After three films in 2017, Hong Sangsoo’s first feature this year is both short and sweet



Source: JEONWONSA Film Co

Dir/scr. Hong Sangsoo. Republic of Korea, 2018, 66 mins.

Short, bittersweet and unsurprisingly soaked in soju, Hong Sangsoo’s Grass could double as a snapshot of his filmography; tales of life, love, connection, sorrow and yearning all unfurl in a cafe. Each of the filmmaker’s features may seem more archetypal than the last, but this 2picture, bowing at the Berlinale’s Forum, happily focuses his now-recognisable traits, themes and flourishes into a slightly different conversation-driven package. This time, he’s serving up an existentially-minded series of vignette-like chats between men and women.

Unsurprisingly, Kim Minhee stands out among the cast

Indeed, in his only film slated for this year thus far after 2017’s three-title bonanza, Grass demonstrates a fresh type of playfulness from the prolific filmmaker. It’s a movie filled with his usual intimacy, but it’s also one that’s purposefully more concerned with the bigger picture than the individual details. Names aren’t mentioned, relationships aren’t explained, and emotions, not incidents, fuel the discussion. The approach engages, aided by the movie’s brisk 66-minute running time —although, while a more abstract, ruminative Hong feature is likely to intrigue existing fans, it’s ultimately destined to play best on the festival circuit.

Brandishing his classic naturalistic style, Hong’s black-and-white effort pieces hops between conversations at the central alleyway coffee house, listening in — and zooming for emphasis where necessary, of course. On the Beach at Night Alone star and Berlin 2017 best actress winner Kim Minhee, in her fourth consecutive film for Hong, proves a distinctively solo figure amidst the groups swapping chatter over beverages. Writing at her laptop but quick to explain that she’s not a writer, she’s happy spinning her eavesdropped snippets into her own commentary.

Among her fellow patrons: a younger couple (Gong Minjeung and Ahn Jaehong) reconnecting after obvious difficulties, an older pair (Ki Joobong and Seo Younghwa) swapping dreams and disappointments, and two friends (Jung Jinyoung and Kim Saebyuk) loosely talking about collaborating. The men are all actors, and there’s more than one writer on the premises.

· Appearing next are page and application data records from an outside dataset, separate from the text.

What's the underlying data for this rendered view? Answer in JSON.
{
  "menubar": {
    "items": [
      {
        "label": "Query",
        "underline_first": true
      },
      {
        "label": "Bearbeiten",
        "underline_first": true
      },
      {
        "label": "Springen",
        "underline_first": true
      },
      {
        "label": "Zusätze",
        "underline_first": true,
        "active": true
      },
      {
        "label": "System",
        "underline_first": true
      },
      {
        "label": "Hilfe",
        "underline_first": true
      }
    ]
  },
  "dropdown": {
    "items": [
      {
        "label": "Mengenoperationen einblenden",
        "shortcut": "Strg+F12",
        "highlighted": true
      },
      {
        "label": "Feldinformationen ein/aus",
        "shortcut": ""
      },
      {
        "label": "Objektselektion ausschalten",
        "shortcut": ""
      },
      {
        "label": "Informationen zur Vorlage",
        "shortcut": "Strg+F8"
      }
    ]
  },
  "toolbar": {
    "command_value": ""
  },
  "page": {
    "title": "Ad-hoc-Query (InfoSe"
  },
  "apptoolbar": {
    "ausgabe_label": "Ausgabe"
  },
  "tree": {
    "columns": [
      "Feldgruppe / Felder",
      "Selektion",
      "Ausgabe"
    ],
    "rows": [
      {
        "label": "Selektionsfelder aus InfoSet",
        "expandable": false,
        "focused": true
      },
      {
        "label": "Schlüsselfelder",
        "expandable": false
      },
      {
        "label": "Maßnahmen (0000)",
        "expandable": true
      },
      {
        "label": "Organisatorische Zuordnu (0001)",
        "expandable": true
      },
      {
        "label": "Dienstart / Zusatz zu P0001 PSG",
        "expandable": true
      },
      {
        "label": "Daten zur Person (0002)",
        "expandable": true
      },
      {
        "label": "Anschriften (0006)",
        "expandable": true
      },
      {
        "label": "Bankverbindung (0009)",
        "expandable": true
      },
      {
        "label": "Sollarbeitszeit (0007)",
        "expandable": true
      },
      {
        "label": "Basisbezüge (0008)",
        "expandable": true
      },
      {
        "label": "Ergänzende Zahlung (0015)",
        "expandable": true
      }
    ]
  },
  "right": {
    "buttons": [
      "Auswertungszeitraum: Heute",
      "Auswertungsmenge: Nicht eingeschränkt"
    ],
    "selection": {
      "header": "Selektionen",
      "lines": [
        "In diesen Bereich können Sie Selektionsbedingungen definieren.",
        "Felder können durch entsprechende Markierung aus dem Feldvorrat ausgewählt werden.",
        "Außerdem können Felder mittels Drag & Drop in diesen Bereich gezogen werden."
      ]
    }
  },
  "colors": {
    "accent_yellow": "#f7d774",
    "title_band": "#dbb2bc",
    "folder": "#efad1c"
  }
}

When Minhee’s Areum — named in the credits, rather than dialogue, and sharing her moniker with her The Day After protagonist — leaves to meet her brother (Shin Seokho) and his new girlfriend (Ahn Sunyoung), they grab a drink at a restaurant within walking distance, where another duo (Kim Myoungsu and Lee Youyoung) discuss their shared pain.

More commonalities arise as the talk continues and day turns to night, including agonies over deaths, suicide and wishes for different lives. And while much can be read into the plethora of connections and similarities, as well as the thread between the past, present and future, Hong is his typical mischievous self. The same can be said of Areum as she flits between storyteller and participant. Whether she’s simply observing the figures around her, trapped in the same space as them or conjuring up their dramas as she types, Grass trades in life’s repetitions with thoughtful flair.

Unsurprisingly, Minhee stands out among the cast, though every player — many of them Hong regulars — sells the emotion behind each conversation. That said, it’s the touch of pairing the majority of Grass’ discussions with a piece of classical music (Schubert, Wagner and Offenbach, for example) that has the biggest impact. The film might paint existence as a cycle as natural as the garden growing outside the cafe, but each melodic tune offers a reminder of the beauty and variety in its ebbs and flows.

Production company: Jeonwonsa Film Co

World Sales: Finecut,

Producer: Hong Sangsoo

Cinematographer: Kim Hyungkoo

Editor: Son Yeonji

Main cast: Kim Minhee, Jung Jinyoung, Ki Joobong, Seo Younghwa, Kim Saebyuk, Ahn Jaehong, Gong Minjeung, Ahn Sunyoung, Shin Seokho, Kim Myoungsu, Lee Youyoung